- What year did Chevrolet first install eight-cylinder engines in production cars?
- LaSalle was a junior Cadillac. What were the lower-price brands for Buick, Studebaker and Pontiac?
- It holds the title as the smallest domestically-produced passenger car.
- Excluding base body-styles, which “regular production option” was the most expensive in Corvette history?
- It is the oldest British car company never to be sold to international ownership.
- What was the first automaker to transport a US President?
- Ferrari might be famous for its V12-powered vehicles, but they made many cars with other types of engines. Identify engines Ferrari made other than the V12, as well as one model that used each engine.
- Stearns-Knight and Willys-Knight both used Charles Knight’s sleeve valve technology. Name two non-American cars that also took advantage of Knight’s sleeve valve design.
- Which automotive brand advertised “the car you step down into”?
- It was the only year since 1930 that a non-Big Three (GM, Ford, Chrysler Corp.) brand was in the top three of domestic auto production.

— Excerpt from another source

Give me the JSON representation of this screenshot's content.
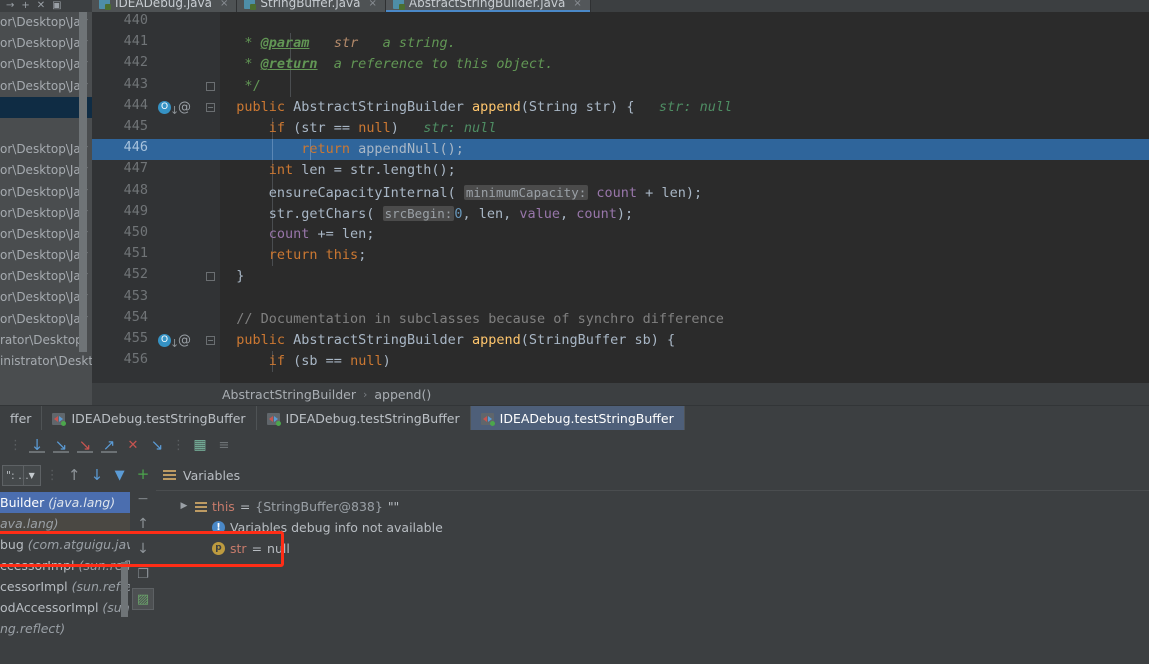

Name the brand.
- Identify the car in the picture.
- The word “supercar” was invented to describe this car.
- This automotive manufacturer’s name started as an acronym translating as “steam-powered vehicle” and it later used the same acronym translating to “the small wonder” for the motorcycle it produced.
- It’s the name shared between two unrelated American auto companies – the first a high-end luxury manufacturer in the 1920s, the latter an expensive line of sports cars built by a rich sportsman in pursuit of winning the 24 Hours of Le Mans.
- In 1955, two-thirds of foreign-made cars imported to the United States were of this brand.
- It was the first production car to offer an automatic folding hardtop convertible.
- The Nieuport aircraft company built a roadster body of riveted tulip wood on this automaker’s chassis in 1924 for André Dubonnet to race.
- What was the fastest American-made production vehicle to 100 mph in 1978?